Tomorrow’s workplace design today: The future favors the bold
When asked to describe the future of workplace design, Anna Breheny doesn’t hesitate for a second. "Multifunctional, flexible and human-focused," she says.
Breheny’s expertise spans the globe. Originally from Australia, the Interior Designer, Creative Director and Founder of the Sydney-based Breheny Group has worked on projects from boutiques to chain stores, residential to retail design, in the Middle East, United Kingdom, Ireland, Australia and beyond. The unique mix of styles and cultures she’s been exposed to through work and study have informed her understanding of holistic design – and exactly how that affects the people using it.
Now, as the world recalibrates after the COVID-19 pandemic, she draws on this experience to bring an optimism to her approach to work. "I think the pandemic was really important to show ourselves that we could do anything, anywhere in the world," she says. "We’re not defined by the ‘traditional’ anymore."
This means working with a team that’s spread out across the globe, cherry-picking the best personalities and abilities from anywhere and everywhere, and tasking them with a project that perfectly matches their skill sets and interests.
Breheny’s passion for collaboration was sparked when she was young.
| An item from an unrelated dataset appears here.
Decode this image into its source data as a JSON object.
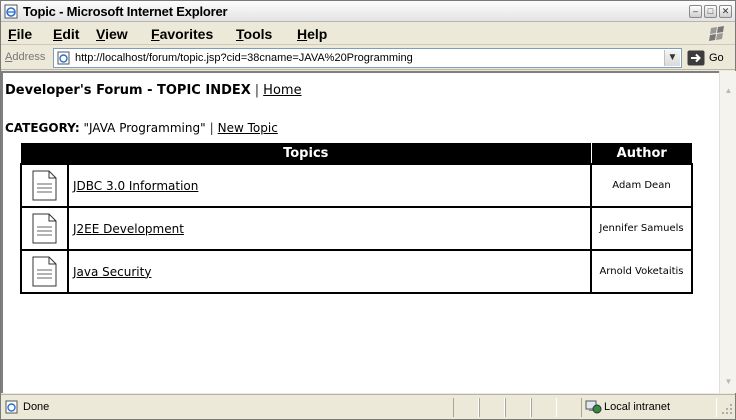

She grew up in a large, close and supportive Irish family spanning several generations. These days, the Breheny clan has members involved in art, design, construction and property in various capacities. "I set up my company so that we can one day work together and expand to include other legs of the business under The Breheny Group," she says.
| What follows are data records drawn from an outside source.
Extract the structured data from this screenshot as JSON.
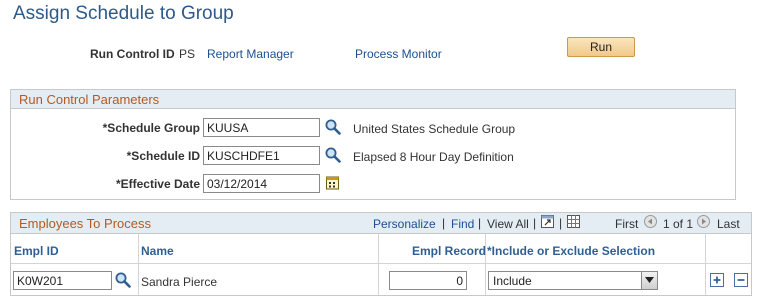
{
  "page": {
    "title": "Assign Schedule to Group"
  },
  "run_control": {
    "label": "Run Control ID",
    "value": "PS",
    "report_manager": "Report Manager",
    "process_monitor": "Process Monitor",
    "run_label": "Run"
  },
  "params": {
    "title": "Run Control Parameters",
    "fields": [
      {
        "label": "*Schedule Group",
        "value": "KUUSA",
        "description": "United States Schedule Group"
      },
      {
        "label": "*Schedule ID",
        "value": "KUSCHDFE1",
        "description": "Elapsed 8 Hour Day Definition"
      },
      {
        "label": "*Effective Date",
        "value": "03/12/2014"
      }
    ]
  },
  "employees": {
    "title": "Employees To Process",
    "toolbar": {
      "personalize": "Personalize",
      "find": "Find",
      "view_all": "View All",
      "first": "First",
      "range": "1 of 1",
      "last": "Last"
    },
    "columns": [
      "Empl ID",
      "Name",
      "Empl Record",
      "*Include or Exclude Selection"
    ],
    "rows": [
      {
        "empl_id": "K0W201",
        "name": "Sandra Pierce",
        "empl_record": "0",
        "selection": "Include"
      }
    ]
  }
}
"We’ve now proven that we can all work remotely and we can work with technology. No problems there," Breheny acknowledges. "But what many or most people are missing is human interaction. So the workplace needs to become a place where you can connect in person with others. In terms of what we need to do to get people feeling happy at work, the whole human-focus thing is more important than ever."
In a workplace that fosters and encourages connection, each space needs more than one purpose. Breheny explains that it’s important to cater to different working styles, generations and personality types by providing as many varied settings as possible.
"There might be some really busy social areas, collaboration areas," Breheny says, "but then there might be quieter zones – wellness rooms, or a place to go to meditate, pray, breastfeed or just lie down if you’re not feeling well. There needs to be different types of furniture, different table heights, different levels of light and noise."
Breheny feels strongly about creating spaces using the principle of biophilia – bringing the outside in and mimicking nature in a way that has a positive effect. Think plants and greenery, access to natural light, natural ventilation and celebrating any external view.
"I always try to minimize walls as much as possible and maximize connection to the outdoors," she says. "Ideally, you can see outside, out a window, at every point on the floor."
The return to the office
This high-quality, seamless end-user experience, as Breheny calls it, is what will get people excited to return to the office. Breheny explains that when a building tenant creates a beautiful space with a lot of wow factors, they can present it to their staff as a desirable place to work.
"They can say, ‘This is a space we’ve chosen for you. We want to support you in being at your most productive, happiest and satisfied self at work’."
"It’s a good time for employees because the power’s gone back to the people," Breheny adds. "We need to pull together and keep demanding high standards, so that we keep it heading in the right direction. Hopefully, it’ll be the open-minded, people-focused, positive thinkers that drive this."
Breheny thinks workplaces and employer-employee relationships were headed in this positive direction anyway, but the COVID-19 pandemic pressed the accelerator. "It sped us up to reach this point faster," she says. "And it also increased the budget. The money available now is a lot more than before because businesses are appreciating how important it is to invest in their people."
Breheny describes a recent project that sounds like a dream office. "We made a bright, airy lobby, warm timber floors throughout, with a beautiful concierge point that feels more like a hotel or restaurant than a traditional reception desk. You can see outdoor views from every single corner, every point of the floor space. In a gathering area, leather bench seating, small tables and tier seating can be arranged for large meetings with Sydney Harbour in the background. Everywhere, there’s this beautiful, natural light and a lot of greenery. We created that feeling of peace and calm, and brought lots of nature in."
In addition to running her design group and helping to revamp offices as we know them, Breheny teaches part-time at the Sydney Design School – a twist in her career-path she never saw coming, but one she’s since fallen in love with. "I’m always telling my students to really push the boundaries, create your dream workspace," she says. "Anything’s possible. So be really brave and be really bold and just go for it. This is the most exciting thing – and this is the world we now live in."